Who Is a Candidate for TENS Therapy?
Transcutaneous electrical nerve stimulation, otherwise known as TENS, is a therapy used for pain reduction. TENS therapy involves using a small device — a TENS unit — that sends low-voltage electric currents to electrodes attached to the skin. These electrical pulses flood the nervous system, reducing its ability to transmit pain signals from the spinal cord to the brain. The electrical pulses can also stimulate nerves to release endorphins to help ease pain. A considerable advantage of a TENS unit is its portability; TENS therapy can be administered in a clinical setting or at home.
Transcutaneous electrical nerve stimulation is not designed for all types of pain or all situations. Various factors determine whether pain relief will be possible with TENS therapy. Age, pain type and severity, other comorbidities, and neurological integrity can all play a role in the effectiveness of TENS therapy.
What type of pain does TENS treat?
TENS therapy is often used for post-surgical pain, chronic intractable pain, myofascial pain, neuropathic pain, and centralized-type pain. TENS treatments are commonly used on nerve pain in the back, neck, elbow, wrist and ankle. A medical professional should be consulted to ensure the pain isn't from a different condition, so TENS therapy doesn't do more harm than good.

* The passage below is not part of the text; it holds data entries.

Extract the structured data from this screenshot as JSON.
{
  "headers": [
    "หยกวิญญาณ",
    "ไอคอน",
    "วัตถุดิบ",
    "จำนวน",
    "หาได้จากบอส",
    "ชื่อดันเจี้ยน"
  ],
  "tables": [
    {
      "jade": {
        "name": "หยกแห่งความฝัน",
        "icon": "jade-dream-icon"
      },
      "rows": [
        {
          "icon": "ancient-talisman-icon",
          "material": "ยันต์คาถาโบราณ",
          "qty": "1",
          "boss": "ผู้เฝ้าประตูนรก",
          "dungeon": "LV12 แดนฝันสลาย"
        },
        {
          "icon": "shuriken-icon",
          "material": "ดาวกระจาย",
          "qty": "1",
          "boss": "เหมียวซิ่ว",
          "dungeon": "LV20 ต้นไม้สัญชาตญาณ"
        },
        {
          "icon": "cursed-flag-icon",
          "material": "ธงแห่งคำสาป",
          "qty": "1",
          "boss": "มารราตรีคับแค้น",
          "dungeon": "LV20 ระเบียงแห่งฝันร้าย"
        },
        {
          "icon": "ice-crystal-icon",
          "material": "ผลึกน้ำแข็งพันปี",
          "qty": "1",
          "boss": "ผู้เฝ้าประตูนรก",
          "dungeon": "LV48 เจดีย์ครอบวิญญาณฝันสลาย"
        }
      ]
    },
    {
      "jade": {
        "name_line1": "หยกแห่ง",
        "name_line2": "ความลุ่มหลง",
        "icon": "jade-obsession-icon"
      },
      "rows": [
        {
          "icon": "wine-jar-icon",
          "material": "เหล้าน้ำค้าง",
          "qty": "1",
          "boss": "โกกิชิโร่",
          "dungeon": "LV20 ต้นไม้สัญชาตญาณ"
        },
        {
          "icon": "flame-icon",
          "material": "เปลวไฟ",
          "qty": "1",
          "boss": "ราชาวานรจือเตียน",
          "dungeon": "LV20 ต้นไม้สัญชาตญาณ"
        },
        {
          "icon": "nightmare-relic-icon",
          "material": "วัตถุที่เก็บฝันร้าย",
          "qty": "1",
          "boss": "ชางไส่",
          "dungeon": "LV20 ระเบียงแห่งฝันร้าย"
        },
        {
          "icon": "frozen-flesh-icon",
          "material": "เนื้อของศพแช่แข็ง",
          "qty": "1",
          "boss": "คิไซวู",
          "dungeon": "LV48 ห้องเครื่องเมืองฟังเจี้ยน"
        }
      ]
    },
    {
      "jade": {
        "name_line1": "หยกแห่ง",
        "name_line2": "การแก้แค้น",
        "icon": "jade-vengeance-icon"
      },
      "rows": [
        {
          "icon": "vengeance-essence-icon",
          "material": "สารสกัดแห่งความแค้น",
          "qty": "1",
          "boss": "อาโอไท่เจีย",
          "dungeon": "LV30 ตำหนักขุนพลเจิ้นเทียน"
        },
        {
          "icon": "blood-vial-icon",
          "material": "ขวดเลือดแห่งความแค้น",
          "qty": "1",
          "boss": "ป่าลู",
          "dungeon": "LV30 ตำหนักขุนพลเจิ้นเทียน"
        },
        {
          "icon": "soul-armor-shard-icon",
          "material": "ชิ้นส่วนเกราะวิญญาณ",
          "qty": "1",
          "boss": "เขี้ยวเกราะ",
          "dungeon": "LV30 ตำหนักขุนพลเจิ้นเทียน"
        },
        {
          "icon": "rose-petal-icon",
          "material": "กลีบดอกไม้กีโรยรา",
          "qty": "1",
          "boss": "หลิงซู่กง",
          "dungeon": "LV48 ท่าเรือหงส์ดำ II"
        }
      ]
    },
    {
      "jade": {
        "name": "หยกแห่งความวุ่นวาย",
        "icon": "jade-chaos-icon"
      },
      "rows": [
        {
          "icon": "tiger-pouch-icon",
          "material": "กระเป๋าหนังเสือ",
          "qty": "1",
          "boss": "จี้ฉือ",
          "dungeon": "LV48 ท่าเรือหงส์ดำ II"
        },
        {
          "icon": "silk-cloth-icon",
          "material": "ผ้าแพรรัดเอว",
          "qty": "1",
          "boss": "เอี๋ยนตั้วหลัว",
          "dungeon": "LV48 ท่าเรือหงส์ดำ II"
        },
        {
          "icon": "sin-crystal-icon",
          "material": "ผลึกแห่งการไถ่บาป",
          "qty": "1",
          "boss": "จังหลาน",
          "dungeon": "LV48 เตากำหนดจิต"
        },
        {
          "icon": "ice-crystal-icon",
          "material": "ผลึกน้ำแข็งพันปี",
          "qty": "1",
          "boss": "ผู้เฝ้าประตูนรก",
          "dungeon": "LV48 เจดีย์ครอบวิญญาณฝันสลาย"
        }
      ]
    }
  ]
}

Transcutaneous electrical nerve stimulation may reduce pain associated with certain health conditions including, but not limited to, the following:
- Neck pain
- Labor pain
- Cancer pain
- Post-surgical pain
- Diabetic neuropathy
- Spinal cord injury pain
- Facial pain
- Menstrual pain
Using a TENS unit at home is generally considered safe if used as directed by a medical professional. Burning or irritation of the skin can occur from prolonged use or placement of electrodes in areas with little to no feeling.
Who should not use TENS?
A TENS unit should not be used on the head, face, throat, chest, genitals or broken skin unless specifically instructed to do so by a health care professional. Pregnant women should not use any type of electrical stimulation for pain relief because the effects on fetuses are unknown. People with heart conditions should only use a TENS device under the care of their doctor and should use extra caution even then. People with pacemakers, infusion pumps, defibrillators, or any other implanted device should never use a TENS device.